HEHE STOOLS, Tanzania


 HEHE
Stool 23
11.5" high
$600

Photographs © Tim Hamill

HEHE, STOOLS, Tanzania

Although elegantly carved, these three legged stools are considered everyday objects. They have been vetted as authentic with signs of use and age.

Stools like those with high backs were originally carved for chiefs and are often referred to as chief's chairs, or thrones and were used during judicial and initiation ceremonies. They share their form with the neighboring Nyamwezi, Zoromo and other peoples.

This large anthropomorphic high backed chair is impressively carved from a single block of wood. The body of a female figure with prominent breasts body, a long neck and a well carved face with strongly defined features serves as a backrest. The chair shows evidence of much use, as the seat and back are smooth showing a dark patina and shiny surface. These large throne-like chairs were meant to portray clan ancestors, lineage heads or chiefs among the Nyamwezi and were also found among a number of neighboring groups including the Sukuma, Zaramo, or Hehe. Elaborate, sculpted chairs such as this were communal property and recognized as historical objects that identified the village or clan. Brought out for ceremonies and initiations they were reserved for chiefs who sat on them when hearing disputes and rendering judgments. The abstracted figure shaping the back has a slight enveloping curve to support the sitter physically and symbolically.    Dan Mato

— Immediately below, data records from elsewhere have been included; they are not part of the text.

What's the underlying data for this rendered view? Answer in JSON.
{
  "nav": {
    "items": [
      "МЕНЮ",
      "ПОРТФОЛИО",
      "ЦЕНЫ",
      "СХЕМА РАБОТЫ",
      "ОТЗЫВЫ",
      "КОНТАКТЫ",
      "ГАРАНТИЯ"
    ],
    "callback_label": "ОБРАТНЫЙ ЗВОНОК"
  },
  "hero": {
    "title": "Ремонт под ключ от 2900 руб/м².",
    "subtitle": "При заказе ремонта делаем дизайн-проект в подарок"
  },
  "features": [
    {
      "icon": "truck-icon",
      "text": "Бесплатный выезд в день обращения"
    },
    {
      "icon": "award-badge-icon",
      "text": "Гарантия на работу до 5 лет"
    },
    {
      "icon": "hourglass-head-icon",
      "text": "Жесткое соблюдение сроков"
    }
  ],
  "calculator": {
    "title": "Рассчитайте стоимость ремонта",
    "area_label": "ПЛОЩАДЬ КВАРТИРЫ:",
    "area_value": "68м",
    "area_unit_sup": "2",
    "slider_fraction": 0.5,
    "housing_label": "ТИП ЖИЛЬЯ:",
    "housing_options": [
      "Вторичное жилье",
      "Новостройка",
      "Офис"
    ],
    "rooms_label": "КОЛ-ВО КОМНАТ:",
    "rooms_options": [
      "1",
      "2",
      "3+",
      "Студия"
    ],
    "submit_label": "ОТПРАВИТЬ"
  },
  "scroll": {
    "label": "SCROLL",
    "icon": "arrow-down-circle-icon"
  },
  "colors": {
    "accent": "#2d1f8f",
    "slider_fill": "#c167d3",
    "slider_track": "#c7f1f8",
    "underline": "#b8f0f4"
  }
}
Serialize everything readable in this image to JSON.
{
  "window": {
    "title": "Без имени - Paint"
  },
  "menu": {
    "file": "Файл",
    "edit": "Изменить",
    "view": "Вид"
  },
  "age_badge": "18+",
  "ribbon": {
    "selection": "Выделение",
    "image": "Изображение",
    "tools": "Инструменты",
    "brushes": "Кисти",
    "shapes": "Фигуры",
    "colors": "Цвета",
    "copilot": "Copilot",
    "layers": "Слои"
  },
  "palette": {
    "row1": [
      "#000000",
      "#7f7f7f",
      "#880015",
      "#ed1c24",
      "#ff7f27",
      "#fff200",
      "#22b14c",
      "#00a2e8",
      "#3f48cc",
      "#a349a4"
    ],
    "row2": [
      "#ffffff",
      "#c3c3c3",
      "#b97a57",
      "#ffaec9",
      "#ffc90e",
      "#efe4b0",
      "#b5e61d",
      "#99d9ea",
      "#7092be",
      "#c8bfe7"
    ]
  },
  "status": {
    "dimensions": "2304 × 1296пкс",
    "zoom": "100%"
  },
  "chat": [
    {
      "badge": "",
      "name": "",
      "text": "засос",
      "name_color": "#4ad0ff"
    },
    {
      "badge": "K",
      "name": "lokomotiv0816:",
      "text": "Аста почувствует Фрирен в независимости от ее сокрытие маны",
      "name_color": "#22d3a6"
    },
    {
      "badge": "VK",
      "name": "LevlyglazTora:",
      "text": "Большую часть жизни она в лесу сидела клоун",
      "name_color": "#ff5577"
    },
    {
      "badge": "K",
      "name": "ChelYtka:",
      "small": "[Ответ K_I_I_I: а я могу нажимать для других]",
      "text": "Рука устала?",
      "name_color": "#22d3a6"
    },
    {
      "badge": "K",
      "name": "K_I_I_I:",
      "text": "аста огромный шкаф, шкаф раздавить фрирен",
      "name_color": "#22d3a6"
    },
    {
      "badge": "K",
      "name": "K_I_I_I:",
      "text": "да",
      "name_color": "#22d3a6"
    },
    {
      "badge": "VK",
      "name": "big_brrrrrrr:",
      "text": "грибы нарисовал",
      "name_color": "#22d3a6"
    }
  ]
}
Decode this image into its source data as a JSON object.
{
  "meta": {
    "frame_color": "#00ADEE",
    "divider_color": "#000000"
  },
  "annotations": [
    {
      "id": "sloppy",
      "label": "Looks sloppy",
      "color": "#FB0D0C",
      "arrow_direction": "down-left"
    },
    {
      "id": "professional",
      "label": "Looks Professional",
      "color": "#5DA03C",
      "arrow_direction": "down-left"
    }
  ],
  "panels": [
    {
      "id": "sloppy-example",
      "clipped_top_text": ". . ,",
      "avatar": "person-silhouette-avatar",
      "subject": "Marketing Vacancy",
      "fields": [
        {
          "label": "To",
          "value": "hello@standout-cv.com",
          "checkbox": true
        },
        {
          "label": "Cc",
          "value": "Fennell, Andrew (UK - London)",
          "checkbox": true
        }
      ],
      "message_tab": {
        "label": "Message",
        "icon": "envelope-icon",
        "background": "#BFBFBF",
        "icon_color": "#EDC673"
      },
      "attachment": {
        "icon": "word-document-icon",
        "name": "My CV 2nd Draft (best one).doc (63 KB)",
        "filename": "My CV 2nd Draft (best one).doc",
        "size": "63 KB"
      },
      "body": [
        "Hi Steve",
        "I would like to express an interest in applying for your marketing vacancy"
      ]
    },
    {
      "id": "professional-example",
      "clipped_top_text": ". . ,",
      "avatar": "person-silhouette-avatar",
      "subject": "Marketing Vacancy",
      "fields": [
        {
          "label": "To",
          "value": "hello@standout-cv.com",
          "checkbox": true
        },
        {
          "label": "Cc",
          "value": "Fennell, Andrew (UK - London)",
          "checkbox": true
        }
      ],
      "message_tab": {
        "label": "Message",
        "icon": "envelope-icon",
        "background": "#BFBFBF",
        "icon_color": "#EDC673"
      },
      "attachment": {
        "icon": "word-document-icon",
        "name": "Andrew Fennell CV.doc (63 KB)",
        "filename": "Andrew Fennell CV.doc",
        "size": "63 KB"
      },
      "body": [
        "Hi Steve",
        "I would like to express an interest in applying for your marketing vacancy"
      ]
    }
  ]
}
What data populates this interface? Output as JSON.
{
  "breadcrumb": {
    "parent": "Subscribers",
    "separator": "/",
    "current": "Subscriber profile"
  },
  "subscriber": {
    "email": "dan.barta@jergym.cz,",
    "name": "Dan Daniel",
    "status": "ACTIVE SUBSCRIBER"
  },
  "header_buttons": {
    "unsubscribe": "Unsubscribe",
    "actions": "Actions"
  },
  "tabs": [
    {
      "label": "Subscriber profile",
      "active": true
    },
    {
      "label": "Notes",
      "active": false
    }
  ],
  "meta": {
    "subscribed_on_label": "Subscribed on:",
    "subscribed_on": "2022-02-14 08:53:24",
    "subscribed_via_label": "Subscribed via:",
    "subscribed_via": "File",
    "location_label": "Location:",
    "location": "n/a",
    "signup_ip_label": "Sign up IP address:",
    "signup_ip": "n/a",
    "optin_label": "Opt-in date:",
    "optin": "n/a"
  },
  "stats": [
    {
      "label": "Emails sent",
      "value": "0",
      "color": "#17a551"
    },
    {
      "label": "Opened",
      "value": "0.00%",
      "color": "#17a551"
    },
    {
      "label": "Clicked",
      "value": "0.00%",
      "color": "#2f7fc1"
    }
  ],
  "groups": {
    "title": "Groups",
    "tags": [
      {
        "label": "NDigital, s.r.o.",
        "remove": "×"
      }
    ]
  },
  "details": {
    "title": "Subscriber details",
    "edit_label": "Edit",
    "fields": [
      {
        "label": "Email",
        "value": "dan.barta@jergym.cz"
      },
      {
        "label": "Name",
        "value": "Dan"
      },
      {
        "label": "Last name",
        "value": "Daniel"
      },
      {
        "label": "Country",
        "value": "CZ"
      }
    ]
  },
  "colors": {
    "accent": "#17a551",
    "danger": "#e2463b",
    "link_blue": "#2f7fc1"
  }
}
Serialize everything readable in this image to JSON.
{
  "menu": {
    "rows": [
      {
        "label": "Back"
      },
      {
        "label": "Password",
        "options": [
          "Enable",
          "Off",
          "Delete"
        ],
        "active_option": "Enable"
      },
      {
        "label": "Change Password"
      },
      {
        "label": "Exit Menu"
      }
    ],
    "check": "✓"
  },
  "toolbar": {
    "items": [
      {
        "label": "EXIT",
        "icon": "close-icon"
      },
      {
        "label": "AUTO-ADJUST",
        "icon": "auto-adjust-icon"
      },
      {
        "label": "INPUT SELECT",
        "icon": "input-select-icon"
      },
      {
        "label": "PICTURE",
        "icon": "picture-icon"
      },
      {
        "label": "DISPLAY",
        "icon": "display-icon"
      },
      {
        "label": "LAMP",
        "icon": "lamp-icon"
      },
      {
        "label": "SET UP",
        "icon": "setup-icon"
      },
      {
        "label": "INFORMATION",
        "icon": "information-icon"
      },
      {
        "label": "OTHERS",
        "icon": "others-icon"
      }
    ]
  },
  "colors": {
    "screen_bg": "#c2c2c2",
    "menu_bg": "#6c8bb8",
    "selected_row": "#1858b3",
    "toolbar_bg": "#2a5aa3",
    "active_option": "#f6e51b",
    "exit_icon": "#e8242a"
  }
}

GO TO HEHE STOOLS ARCHIVES PAGE

GO TO ZOROMO STOOLS PAGE

GO TO AFRICAN STOOLS PAGE

GO TO AFRICAN STOOLS EXHIBITION PAGE

HOMEPAGE

 Index by
TRIBE

 Index by
OBJECT

CONTACT US